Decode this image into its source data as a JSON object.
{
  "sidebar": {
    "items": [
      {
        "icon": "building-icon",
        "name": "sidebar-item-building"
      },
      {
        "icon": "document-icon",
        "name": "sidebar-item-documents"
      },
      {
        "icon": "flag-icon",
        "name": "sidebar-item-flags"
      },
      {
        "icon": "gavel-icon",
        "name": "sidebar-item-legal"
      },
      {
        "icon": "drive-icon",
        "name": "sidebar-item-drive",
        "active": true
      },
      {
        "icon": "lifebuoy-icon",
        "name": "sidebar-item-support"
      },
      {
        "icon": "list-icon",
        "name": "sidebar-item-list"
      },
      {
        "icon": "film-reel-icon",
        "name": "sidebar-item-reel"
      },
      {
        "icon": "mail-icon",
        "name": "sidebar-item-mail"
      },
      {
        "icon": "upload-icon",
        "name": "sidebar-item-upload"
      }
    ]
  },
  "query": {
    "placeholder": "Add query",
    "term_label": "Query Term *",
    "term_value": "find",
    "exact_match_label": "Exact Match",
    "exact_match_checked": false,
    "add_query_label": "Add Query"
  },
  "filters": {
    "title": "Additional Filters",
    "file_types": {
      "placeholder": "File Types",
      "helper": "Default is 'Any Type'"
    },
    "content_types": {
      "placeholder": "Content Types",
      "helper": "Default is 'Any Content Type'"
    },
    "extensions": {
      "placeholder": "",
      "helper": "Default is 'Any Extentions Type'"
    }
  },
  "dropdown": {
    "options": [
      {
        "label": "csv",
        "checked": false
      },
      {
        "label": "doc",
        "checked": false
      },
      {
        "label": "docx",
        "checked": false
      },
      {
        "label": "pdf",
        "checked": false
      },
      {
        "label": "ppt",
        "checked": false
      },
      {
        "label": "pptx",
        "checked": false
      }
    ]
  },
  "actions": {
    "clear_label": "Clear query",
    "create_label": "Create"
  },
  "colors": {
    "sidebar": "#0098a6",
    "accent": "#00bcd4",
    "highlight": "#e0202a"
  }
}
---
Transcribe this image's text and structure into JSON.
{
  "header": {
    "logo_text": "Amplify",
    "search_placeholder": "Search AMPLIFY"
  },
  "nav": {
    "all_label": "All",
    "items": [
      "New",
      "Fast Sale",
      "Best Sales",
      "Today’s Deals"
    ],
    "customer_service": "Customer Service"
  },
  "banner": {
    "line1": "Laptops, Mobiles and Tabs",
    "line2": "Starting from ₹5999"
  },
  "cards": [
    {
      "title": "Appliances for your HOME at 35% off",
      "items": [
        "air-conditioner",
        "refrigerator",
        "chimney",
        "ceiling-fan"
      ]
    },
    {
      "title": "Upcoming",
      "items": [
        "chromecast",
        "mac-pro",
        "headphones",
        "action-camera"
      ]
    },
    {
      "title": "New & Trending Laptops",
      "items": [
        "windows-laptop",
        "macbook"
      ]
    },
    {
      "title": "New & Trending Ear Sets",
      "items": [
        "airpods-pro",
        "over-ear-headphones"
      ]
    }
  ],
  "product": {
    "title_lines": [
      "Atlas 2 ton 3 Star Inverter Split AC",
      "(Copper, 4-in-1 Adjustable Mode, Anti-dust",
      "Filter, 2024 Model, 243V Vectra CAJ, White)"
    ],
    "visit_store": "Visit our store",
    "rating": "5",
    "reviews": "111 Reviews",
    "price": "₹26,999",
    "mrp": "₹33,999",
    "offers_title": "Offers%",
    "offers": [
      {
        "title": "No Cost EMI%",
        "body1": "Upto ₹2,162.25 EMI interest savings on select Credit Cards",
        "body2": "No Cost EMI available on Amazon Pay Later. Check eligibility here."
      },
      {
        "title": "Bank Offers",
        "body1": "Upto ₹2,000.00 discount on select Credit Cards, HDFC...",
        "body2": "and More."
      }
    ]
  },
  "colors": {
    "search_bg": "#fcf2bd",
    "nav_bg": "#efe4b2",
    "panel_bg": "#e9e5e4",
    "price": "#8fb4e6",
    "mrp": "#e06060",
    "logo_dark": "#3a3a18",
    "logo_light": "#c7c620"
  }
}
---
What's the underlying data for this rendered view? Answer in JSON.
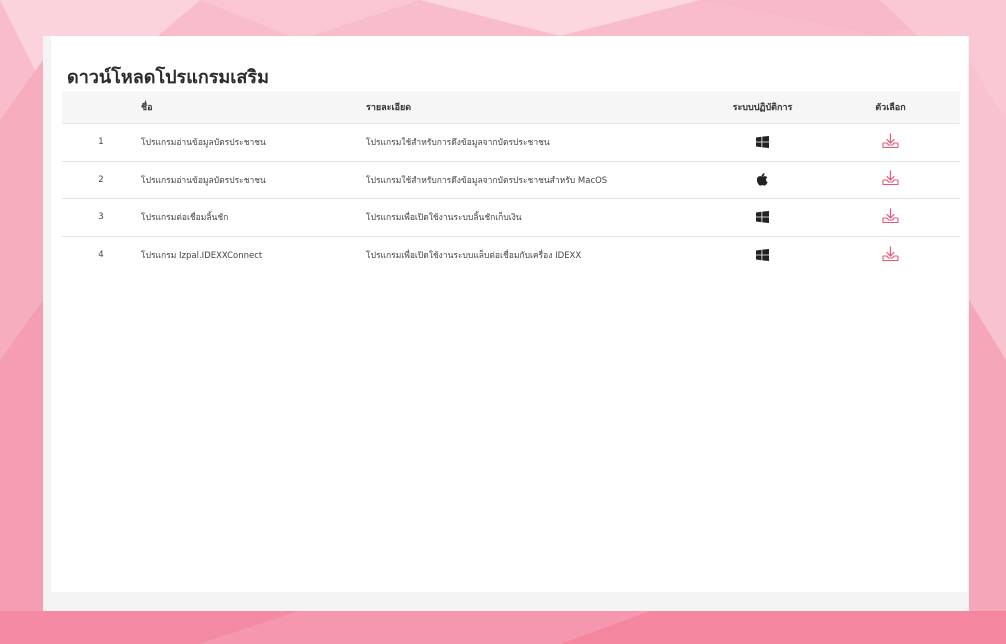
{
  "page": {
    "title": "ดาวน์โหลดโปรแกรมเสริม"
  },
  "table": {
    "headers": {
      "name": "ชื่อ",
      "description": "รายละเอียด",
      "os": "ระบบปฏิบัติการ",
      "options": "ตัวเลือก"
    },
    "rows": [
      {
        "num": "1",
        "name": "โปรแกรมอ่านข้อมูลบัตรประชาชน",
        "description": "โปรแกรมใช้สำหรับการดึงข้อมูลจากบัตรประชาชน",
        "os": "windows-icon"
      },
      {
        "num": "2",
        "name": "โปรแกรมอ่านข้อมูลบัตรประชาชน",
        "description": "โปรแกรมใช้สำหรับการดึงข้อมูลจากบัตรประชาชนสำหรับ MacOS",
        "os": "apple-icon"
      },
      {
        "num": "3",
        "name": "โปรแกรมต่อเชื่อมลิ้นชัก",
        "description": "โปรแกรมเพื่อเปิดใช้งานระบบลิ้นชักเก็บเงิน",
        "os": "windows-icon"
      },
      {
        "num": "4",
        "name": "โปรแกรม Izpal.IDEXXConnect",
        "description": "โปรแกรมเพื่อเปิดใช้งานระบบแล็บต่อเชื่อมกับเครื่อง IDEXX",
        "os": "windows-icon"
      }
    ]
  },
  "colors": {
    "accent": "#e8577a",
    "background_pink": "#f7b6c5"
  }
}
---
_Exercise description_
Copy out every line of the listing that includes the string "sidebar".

_Solution to the problem_
  "sidebar": {
        "name": "sidebar-item-building"
        "name": "sidebar-item-documents"
        "name": "sidebar-item-flags"
        "name": "sidebar-item-legal"
        "name": "sidebar-item-drive",
        "name": "sidebar-item-support"
        "name": "sidebar-item-list"
        "name": "sidebar-item-reel"
        "name": "sidebar-item-mail"
        "name": "sidebar-item-upload"
    "sidebar": "#0098a6",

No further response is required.